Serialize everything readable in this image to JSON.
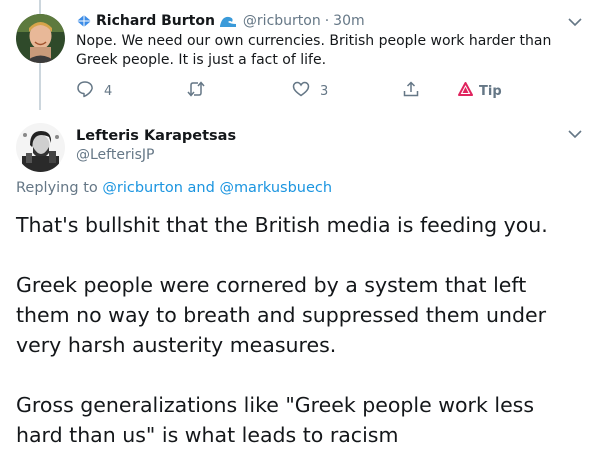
{
  "reply_tweet": {
    "author_name": "Richard Burton",
    "handle": "@ricburton",
    "separator": "·",
    "time": "30m",
    "text": "Nope. We need our own currencies. British people work harder than Greek people. It is just a fact of life.",
    "actions": {
      "reply_count": "4",
      "retweet_count": "",
      "like_count": "3",
      "tip_label": "Tip"
    }
  },
  "main_tweet": {
    "author_name": "Lefteris Karapetsas",
    "handle": "@LefterisJP",
    "replying_prefix": "Replying to",
    "replying_user_1": "@ricburton",
    "replying_and": "and",
    "replying_user_2": "@markusbuech",
    "paragraphs": [
      "That's bullshit that the British media is feeding you.",
      "Greek people were cornered by a system that left them no way to breath and suppressed them under very harsh austerity measures.",
      "Gross generalizations like \"Greek people work less hard than us\" is what leads to racism"
    ]
  },
  "colors": {
    "link": "#1b95e0",
    "muted": "#657786",
    "text": "#14171a",
    "thread_line": "#ccd6dd",
    "tip_icon": "#e0245e"
  },
  "icons": {
    "name_prefix": "kite-icon",
    "name_suffix": "wave-icon",
    "reply": "comment-icon",
    "retweet": "retweet-icon",
    "like": "heart-icon",
    "share": "share-icon",
    "tip": "tip-triangle-icon",
    "menu": "chevron-down-icon"
  }
}
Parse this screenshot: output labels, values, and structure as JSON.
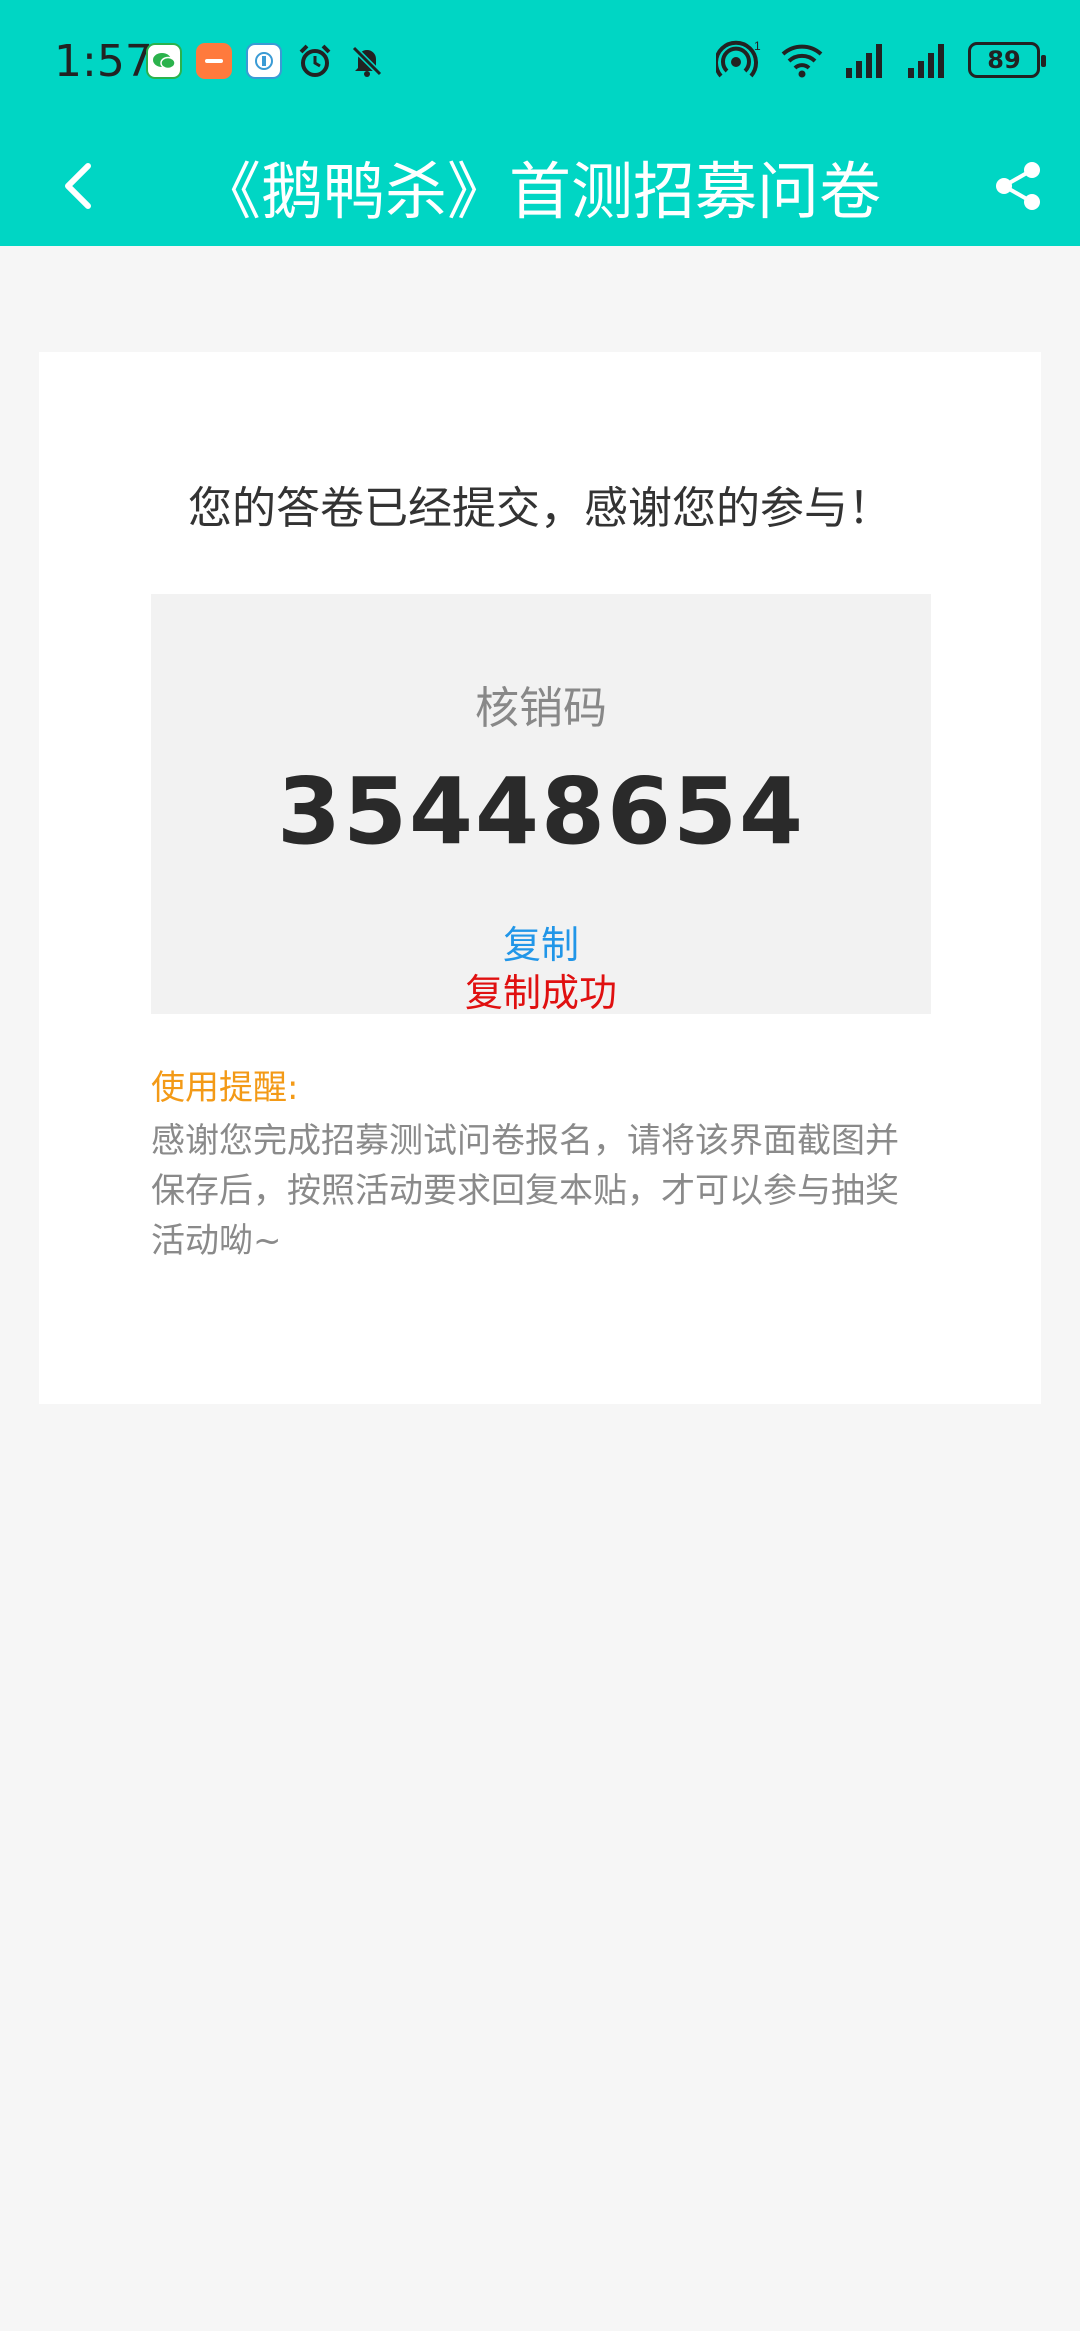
{
  "status_bar": {
    "time": "1:57",
    "battery": "89",
    "icons": [
      "wechat-icon",
      "orange-app-icon",
      "app-icon",
      "alarm-icon",
      "mute-icon",
      "hotspot-icon",
      "wifi-icon",
      "signal-icon",
      "signal-icon-2",
      "battery-icon"
    ]
  },
  "app_bar": {
    "title": "《鹅鸭杀》首测招募问卷",
    "back_icon": "chevron-left-icon",
    "share_icon": "share-icon",
    "color": "#00d6c4"
  },
  "card": {
    "thanks": "您的答卷已经提交，感谢您的参与！",
    "code_label": "核销码",
    "code_value": "35448654",
    "copy_label": "复制",
    "copy_success": "复制成功",
    "tip_title": "使用提醒:",
    "tip_body": "感谢您完成招募测试问卷报名，请将该界面截图并保存后，按照活动要求回复本贴，才可以参与抽奖活动呦~"
  }
}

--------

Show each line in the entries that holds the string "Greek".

▶ _TASK RESPONSE_:
    "text": "Nope. We need our own currencies. British people work harder than Greek people. It is just a fact of life.",
      "Greek people were cornered by a system that left them no way to breath and suppressed them under very harsh austerity measures.",
      "Gross generalizations like \"Greek people work less hard than us\" is what leads to racism"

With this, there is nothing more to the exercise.